Ann Cavoukian, the former Ontario information and privacy commissioner, says municipalities and organizations that consider CCTV surveillance, they must take great care in terms of planning and control.
Misuse of surveillance footage
Another concern of the CCTV is that the information may be used for more than what it was originally intended.
To ensure confidentiality, there will have to be safeguards to ensure the proper protection of stored footage. Sarp Kizir, a co-founding member of the coalition, identified concerns his group has about CCTV cameras.
These include the marginalization of people struggling with homelessness and addiction, the criminalization of racialized communities and locals with mental illnesses, as well as the fact that CCTV cameras are susceptible to misuse by operators. This latter concern has also been shown by operators using CCTV surveillance to engage in voyeurism.
Although the recent city budget did not include the cost of a CCTV pilot, the coalition says it believes it would cost tens of thousands of dollars simply to acquire the necessary equipment.

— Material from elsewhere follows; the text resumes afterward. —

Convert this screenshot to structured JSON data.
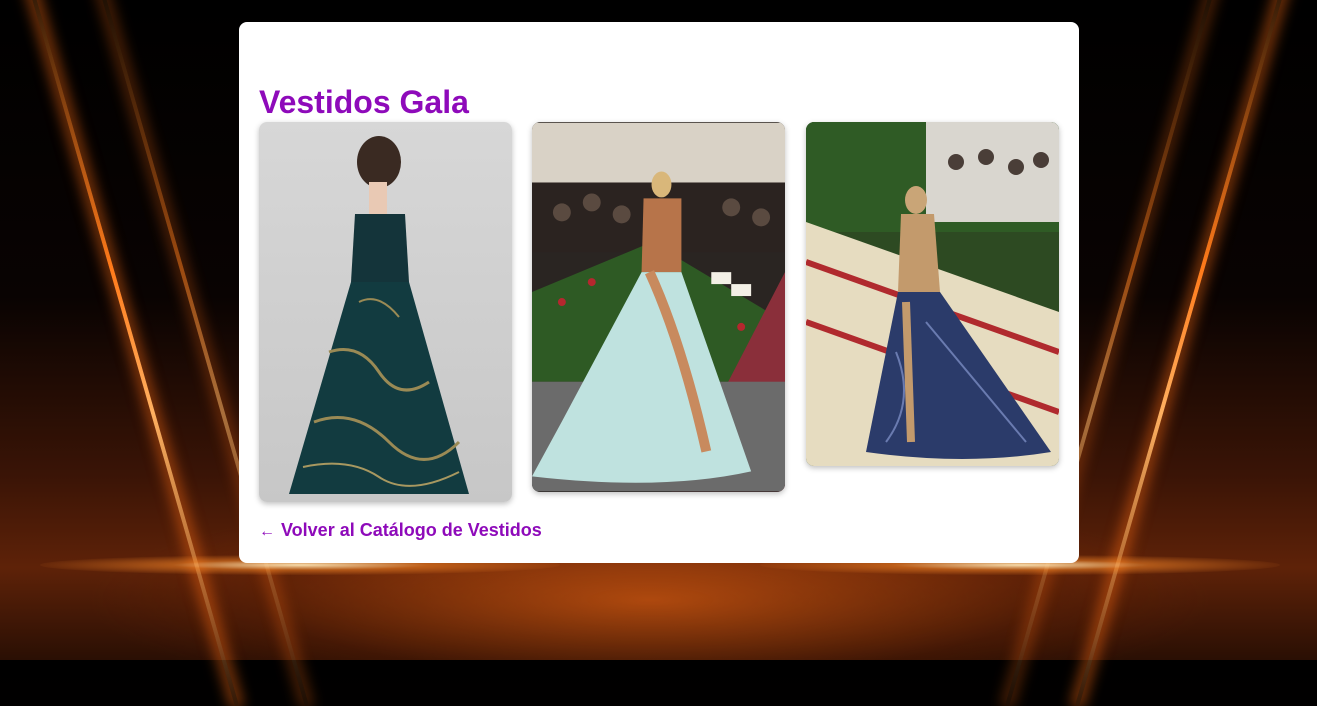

Other factors to consider include the cost of monitoring, maintenance, as well as recording and storing information. In Toronto, the police received a grant of $3 million to add 40 cameras to its existing network.

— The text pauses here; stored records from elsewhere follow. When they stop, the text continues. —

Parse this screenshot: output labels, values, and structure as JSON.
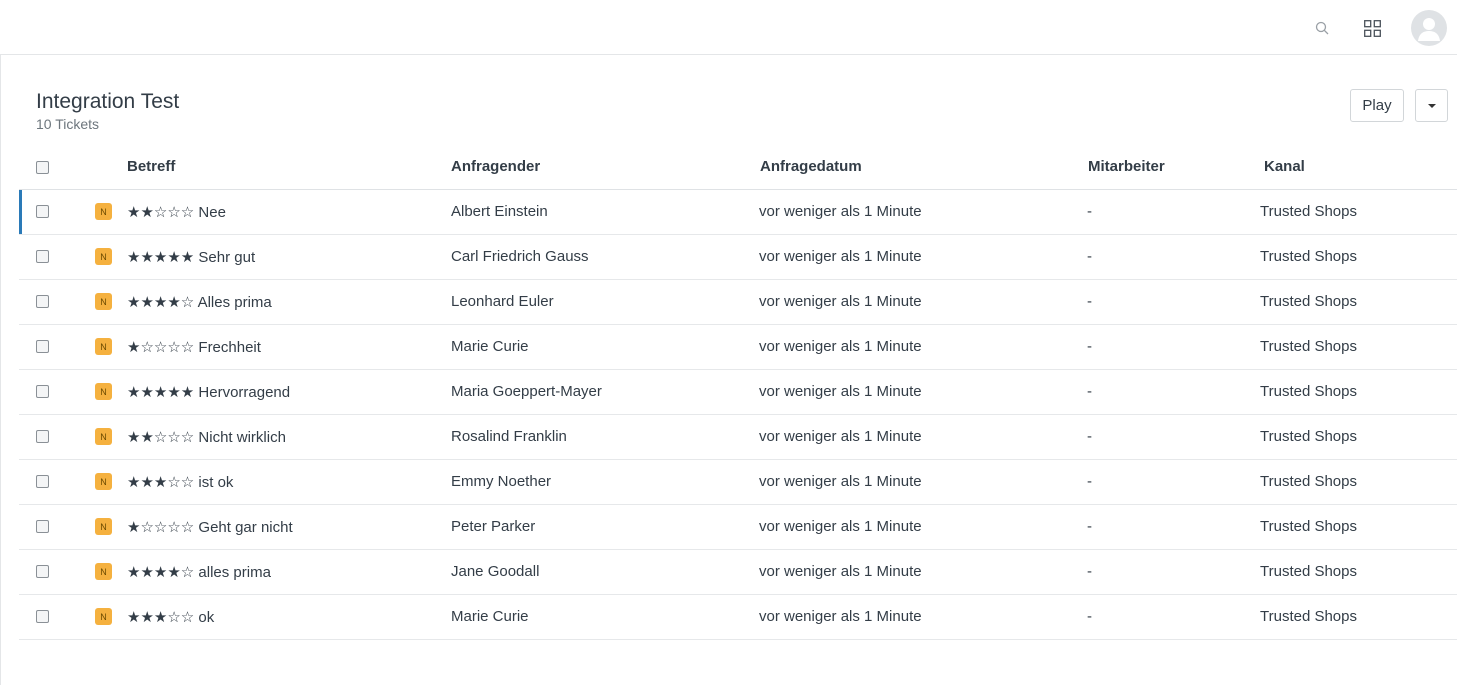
{
  "header": {
    "search_icon": "search-icon",
    "apps_icon": "grid-icon",
    "avatar_icon": "user-icon"
  },
  "view": {
    "title": "Integration Test",
    "count_label": "10 Tickets",
    "play_label": "Play"
  },
  "table": {
    "columns": {
      "subject": "Betreff",
      "requester": "Anfragender",
      "date": "Anfragedatum",
      "staff": "Mitarbeiter",
      "channel": "Kanal"
    },
    "rows": [
      {
        "badge": "N",
        "subject": "★★☆☆☆ Nee",
        "requester": "Albert Einstein",
        "date": "vor weniger als 1 Minute",
        "staff": "-",
        "channel": "Trusted Shops"
      },
      {
        "badge": "N",
        "subject": "★★★★★ Sehr gut",
        "requester": "Carl Friedrich Gauss",
        "date": "vor weniger als 1 Minute",
        "staff": "-",
        "channel": "Trusted Shops"
      },
      {
        "badge": "N",
        "subject": "★★★★☆ Alles prima",
        "requester": "Leonhard Euler",
        "date": "vor weniger als 1 Minute",
        "staff": "-",
        "channel": "Trusted Shops"
      },
      {
        "badge": "N",
        "subject": "★☆☆☆☆ Frechheit",
        "requester": "Marie Curie",
        "date": "vor weniger als 1 Minute",
        "staff": "-",
        "channel": "Trusted Shops"
      },
      {
        "badge": "N",
        "subject": "★★★★★ Hervorragend",
        "requester": "Maria Goeppert-Mayer",
        "date": "vor weniger als 1 Minute",
        "staff": "-",
        "channel": "Trusted Shops"
      },
      {
        "badge": "N",
        "subject": "★★☆☆☆ Nicht wirklich",
        "requester": "Rosalind Franklin",
        "date": "vor weniger als 1 Minute",
        "staff": "-",
        "channel": "Trusted Shops"
      },
      {
        "badge": "N",
        "subject": "★★★☆☆ ist ok",
        "requester": "Emmy Noether",
        "date": "vor weniger als 1 Minute",
        "staff": "-",
        "channel": "Trusted Shops"
      },
      {
        "badge": "N",
        "subject": "★☆☆☆☆ Geht gar nicht",
        "requester": "Peter Parker",
        "date": "vor weniger als 1 Minute",
        "staff": "-",
        "channel": "Trusted Shops"
      },
      {
        "badge": "N",
        "subject": "★★★★☆ alles prima",
        "requester": "Jane Goodall",
        "date": "vor weniger als 1 Minute",
        "staff": "-",
        "channel": "Trusted Shops"
      },
      {
        "badge": "N",
        "subject": "★★★☆☆ ok",
        "requester": "Marie Curie",
        "date": "vor weniger als 1 Minute",
        "staff": "-",
        "channel": "Trusted Shops"
      }
    ]
  },
  "colors": {
    "badge_bg": "#f5b13f",
    "active_row_marker": "#2a7ab8"
  }
}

Cameras don’t get to the root causes of crime
Thomas Brawn, a long-time ByWard Market busker, says that even if the cameras deter crime, that does not tackle the problem of why people are desperate enough to commit the crimes.
“Ten dollars looks like $100 to a user, and that’s why they stand there and look at my hat,” he says.
Kizir agrees that attention is not being given to the core issue. “Panelists brought up the reality that the focus needed to be on the underlying issues that cause violence to happen in communities,” Kazir said in a written statement.
“More resources need to be dedicated towards healing and not the persecution of marginalized people,” Kizir wrote.
Last month the city proposed that Ottawa Police should take over the CCTV pilot project. A media relations officer from the Ottawa Police Service said that “it is too early for Ottawa Police to weigh in further on this matter, at this time.”